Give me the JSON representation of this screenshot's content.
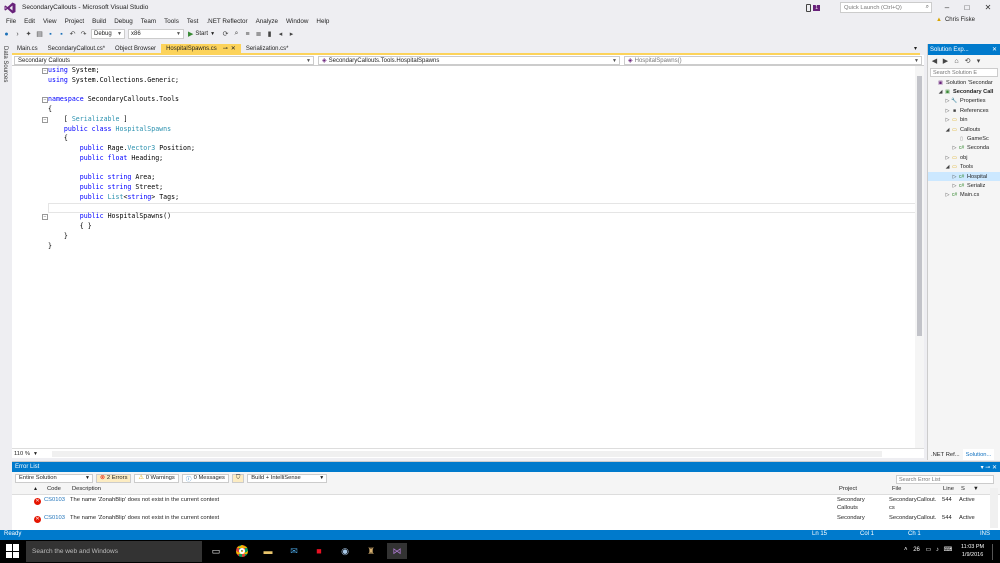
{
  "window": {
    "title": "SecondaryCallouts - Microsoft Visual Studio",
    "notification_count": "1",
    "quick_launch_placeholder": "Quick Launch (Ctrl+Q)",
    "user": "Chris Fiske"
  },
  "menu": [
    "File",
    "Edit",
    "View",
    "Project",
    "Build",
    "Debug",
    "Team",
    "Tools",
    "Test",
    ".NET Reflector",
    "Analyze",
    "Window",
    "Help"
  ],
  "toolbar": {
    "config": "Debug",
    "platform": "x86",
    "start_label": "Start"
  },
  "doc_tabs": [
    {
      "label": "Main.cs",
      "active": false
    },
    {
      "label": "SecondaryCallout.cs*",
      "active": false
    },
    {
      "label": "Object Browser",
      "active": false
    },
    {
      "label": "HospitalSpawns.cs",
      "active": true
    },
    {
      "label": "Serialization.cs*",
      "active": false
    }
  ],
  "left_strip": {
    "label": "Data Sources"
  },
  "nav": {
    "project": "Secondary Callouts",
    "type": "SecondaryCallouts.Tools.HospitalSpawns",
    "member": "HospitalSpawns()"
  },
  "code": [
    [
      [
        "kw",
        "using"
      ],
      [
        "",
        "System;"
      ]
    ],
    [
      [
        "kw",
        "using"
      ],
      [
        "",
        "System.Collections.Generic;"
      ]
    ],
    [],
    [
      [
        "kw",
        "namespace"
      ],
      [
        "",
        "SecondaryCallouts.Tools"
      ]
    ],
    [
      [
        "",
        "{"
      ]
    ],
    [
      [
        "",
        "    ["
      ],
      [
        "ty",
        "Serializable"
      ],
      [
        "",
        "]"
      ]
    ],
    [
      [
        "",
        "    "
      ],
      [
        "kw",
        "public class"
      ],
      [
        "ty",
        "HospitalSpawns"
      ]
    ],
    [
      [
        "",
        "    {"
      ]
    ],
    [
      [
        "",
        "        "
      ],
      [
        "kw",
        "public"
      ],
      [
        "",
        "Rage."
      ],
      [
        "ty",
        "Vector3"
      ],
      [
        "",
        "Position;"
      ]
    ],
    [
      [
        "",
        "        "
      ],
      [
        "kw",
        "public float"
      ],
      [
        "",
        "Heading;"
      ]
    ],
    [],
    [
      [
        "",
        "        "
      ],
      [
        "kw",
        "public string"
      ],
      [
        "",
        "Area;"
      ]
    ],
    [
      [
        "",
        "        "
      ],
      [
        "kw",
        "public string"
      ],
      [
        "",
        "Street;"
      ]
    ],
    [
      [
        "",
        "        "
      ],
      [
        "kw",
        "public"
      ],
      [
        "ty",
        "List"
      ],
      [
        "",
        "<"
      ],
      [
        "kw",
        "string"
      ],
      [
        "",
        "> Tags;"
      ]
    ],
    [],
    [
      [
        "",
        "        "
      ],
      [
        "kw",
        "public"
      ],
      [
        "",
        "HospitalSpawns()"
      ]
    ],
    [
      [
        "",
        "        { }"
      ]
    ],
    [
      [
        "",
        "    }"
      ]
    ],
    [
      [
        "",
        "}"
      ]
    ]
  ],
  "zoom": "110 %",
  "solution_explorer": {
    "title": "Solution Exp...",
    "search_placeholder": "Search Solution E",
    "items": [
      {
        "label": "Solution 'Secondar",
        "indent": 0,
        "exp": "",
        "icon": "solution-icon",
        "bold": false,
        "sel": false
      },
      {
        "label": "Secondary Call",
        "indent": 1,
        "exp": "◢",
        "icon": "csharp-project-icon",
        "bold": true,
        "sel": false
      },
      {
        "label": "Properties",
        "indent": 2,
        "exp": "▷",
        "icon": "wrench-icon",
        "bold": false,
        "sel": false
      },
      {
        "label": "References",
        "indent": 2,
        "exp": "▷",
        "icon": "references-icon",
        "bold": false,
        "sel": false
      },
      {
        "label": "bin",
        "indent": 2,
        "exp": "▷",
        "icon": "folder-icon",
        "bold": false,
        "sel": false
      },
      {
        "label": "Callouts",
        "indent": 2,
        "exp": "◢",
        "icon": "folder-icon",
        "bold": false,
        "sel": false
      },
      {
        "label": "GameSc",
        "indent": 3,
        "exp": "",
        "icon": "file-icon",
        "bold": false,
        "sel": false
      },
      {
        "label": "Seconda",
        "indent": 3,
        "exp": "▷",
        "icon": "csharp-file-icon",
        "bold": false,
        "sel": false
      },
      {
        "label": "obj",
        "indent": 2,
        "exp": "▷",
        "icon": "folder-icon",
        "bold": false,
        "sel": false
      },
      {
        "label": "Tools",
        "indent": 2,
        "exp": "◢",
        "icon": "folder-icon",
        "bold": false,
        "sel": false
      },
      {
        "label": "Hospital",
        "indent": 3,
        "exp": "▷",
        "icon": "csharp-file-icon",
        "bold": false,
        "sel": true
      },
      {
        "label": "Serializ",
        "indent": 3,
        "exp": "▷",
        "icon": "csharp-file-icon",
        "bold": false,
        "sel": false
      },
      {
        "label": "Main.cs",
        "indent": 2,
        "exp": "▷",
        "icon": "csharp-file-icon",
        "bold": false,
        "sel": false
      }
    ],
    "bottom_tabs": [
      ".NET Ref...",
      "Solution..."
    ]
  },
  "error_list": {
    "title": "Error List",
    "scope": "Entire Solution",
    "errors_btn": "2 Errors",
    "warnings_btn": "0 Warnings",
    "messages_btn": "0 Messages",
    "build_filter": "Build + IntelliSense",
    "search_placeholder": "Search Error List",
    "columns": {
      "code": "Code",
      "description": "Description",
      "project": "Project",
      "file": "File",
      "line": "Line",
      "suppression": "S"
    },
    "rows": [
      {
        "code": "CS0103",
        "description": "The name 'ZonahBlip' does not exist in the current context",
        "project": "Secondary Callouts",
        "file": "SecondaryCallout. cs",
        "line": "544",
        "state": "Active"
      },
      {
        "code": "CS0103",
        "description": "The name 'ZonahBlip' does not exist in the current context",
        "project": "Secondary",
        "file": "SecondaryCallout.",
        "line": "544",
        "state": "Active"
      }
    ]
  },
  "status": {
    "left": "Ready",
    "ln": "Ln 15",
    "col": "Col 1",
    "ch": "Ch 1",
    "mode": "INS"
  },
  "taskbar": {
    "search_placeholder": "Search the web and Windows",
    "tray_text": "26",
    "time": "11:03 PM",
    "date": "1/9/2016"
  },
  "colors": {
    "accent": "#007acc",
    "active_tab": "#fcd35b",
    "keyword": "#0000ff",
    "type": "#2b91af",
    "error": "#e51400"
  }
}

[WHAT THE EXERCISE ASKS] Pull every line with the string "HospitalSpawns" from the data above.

[ANSWER TO THIS PROBLEM]
      "label": "HospitalSpawns.cs",
    "type": "SecondaryCallouts.Tools.HospitalSpawns",
    "member": "HospitalSpawns()"
        "HospitalSpawns"
        "HospitalSpawns()"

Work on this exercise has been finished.